“They will tend to seek shelter in cedar or conifers and they can use those as a food source,” Kleitch said. “If it runs out, then they will have to browse away from the shelter and become more at risk.”
Although property owners in Michigan can not feed the deer with food piles, Kleitch said there are steps people can take to assist the deer, well before the snow flies.
“By planting cedar you help them with food and shelter, but you can also plant food plots with produce that is high in calories,” Kleitch said. “If they have the resources to build up their fat reserves throughout the year, the better they will be equipped to survive through the winter.”
Kleich said if a doe does survive a harsh winter there could be implications for it later in the year. She said a doe tends to give birth to fewer sets of twins after a stressful winter than in years where the snow and cold aren’t as severe. She said that also has an impact on the deer population in coming years.
The elk in Northeastern Michigan on the other hand have a lower mortality rate than deer, Kleitch said. She said because the animals are so much larger than deer, they have the benefit for being able to reach food more easily.

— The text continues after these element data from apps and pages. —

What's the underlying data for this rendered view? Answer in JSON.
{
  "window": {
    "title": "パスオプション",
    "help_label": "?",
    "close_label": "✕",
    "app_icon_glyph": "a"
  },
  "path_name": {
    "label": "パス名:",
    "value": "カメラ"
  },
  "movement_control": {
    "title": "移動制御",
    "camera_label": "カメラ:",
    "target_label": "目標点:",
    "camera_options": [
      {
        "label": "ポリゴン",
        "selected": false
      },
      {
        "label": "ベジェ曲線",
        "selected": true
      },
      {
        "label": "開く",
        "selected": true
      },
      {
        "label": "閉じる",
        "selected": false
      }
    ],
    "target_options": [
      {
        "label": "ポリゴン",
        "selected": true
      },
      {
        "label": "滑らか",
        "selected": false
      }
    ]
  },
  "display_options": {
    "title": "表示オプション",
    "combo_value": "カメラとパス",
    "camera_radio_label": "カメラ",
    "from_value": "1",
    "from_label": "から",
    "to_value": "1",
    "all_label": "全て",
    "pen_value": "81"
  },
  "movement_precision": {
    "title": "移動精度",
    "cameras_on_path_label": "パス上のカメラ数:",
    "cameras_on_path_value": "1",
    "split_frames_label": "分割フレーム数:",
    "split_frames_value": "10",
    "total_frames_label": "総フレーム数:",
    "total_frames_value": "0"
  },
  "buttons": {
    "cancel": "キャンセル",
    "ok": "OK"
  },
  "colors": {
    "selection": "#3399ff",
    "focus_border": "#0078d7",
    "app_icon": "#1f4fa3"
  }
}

“They get through the deep snow easier and they can access food that is higher off the ground,” Kleitch said. “Their fat reserves last longer and we just don’t really see the impact on elk like we do the deer. Like the deer, our concerns are with the calves who are smaller.”